Behold and beware: Trevor Gavilan has released the Reaktor Ass Fister on an unsuspecting world.
Inspired by the infamous Metasonix tube powered hardware units and with sound design by Jesse Voccia, the AF-150 is a Reaktor effects unit based around the humble slew limiter module. Amazing what you can do with simple structures in Reaktor with some imagination! Get it here, where you can also download the Semi Fuzz.
I’ve only tried it on drum loops so far and to say it utterly destroys any sound routed through it is an understatement. It can sound like a contact mic fixed to a circular saw cutting through cement blocks laced with steel rebar. That’s my first impression, anyhow. 😉
Scott Riesterer of Sublime Sound has posted three retro game-sound Reaktor ensembles on his site.

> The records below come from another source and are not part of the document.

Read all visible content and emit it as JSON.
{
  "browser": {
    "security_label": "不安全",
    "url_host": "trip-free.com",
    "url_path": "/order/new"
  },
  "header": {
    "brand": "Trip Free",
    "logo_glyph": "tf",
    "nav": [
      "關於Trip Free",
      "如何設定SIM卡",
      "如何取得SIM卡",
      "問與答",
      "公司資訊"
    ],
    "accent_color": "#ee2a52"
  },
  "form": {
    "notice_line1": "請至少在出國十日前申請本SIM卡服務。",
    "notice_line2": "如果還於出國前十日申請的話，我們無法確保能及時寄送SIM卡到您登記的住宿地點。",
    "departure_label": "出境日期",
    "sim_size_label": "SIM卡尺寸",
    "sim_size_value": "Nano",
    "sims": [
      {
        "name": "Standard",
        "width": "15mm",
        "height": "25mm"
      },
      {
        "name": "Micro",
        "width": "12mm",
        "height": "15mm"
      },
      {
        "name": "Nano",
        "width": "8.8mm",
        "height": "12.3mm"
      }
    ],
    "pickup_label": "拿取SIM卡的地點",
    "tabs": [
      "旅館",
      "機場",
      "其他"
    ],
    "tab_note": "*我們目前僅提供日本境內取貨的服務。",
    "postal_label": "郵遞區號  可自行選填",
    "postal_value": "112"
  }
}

A while back I stumbled onto Adventure Kid’s single cycle waveform libraries. I really wanted to use his NES waveforms to make a synth that could produce chip tune style sounds reminiscent of those games from my childhood. At first I tried using Kontakt, and it was fine for just simply performing one type of sound at a time, but I wanted to dynamically blend them. I decided I’d have to use Reaktor to make it work. I used the structure of the included “Sound School Analog” synth and replaced the oscillators with samplers that play back the NES waveforms. I also designed the user interface to look a little like an NES controller. If you listen to “Pixelated” below you can hear my Pixelator synth in action.
Danny J. Lewis of Music Production Tutorials tried out my free Frame 3 ensemble and liked it so much he made a brief video demonstrating what happens when you explore parameter changes in one of the default snapshots.
What’s interesting here is how deep he goes into the sound… Frame was designed for just this sort of exploration, for deep dives into detailed samples to bring out hidden goodies and details.
Boscomac has released Floodverb for Reaktor, a lovely sounding reverb with a control that lets you shift it from static into infinite reverberation on the fly, plus a ducking mode that brings up the reverb when you stop playing.
FLOODVERB is a special reverb that inundates your sound and plunges it into the depths of the spread. Conventionally, you can choose the level of reverb, the rate of diffusion of the reverb sound and even the color of its spread by using the band-stop filters.
But the original aspect of Floodverb lies in its three modes of actions:
Fixed: you set the length of the reverb.
Controlled: you choose by a midi controller that the reverb becomes inifinite.
Ducked: when you do not play, the reverb becomes infinite and suspends your last notes.
Three interesting ways that make Floodverb is a unique effect. Let yourself go snorkeling in the background of sound ocean and maybe after a few hours of music, you will see some dolphins …
Get it here. As usual, it’s free, but users who appreciate Boscomac’s wonderful ensembles are encouraged to leave a donation.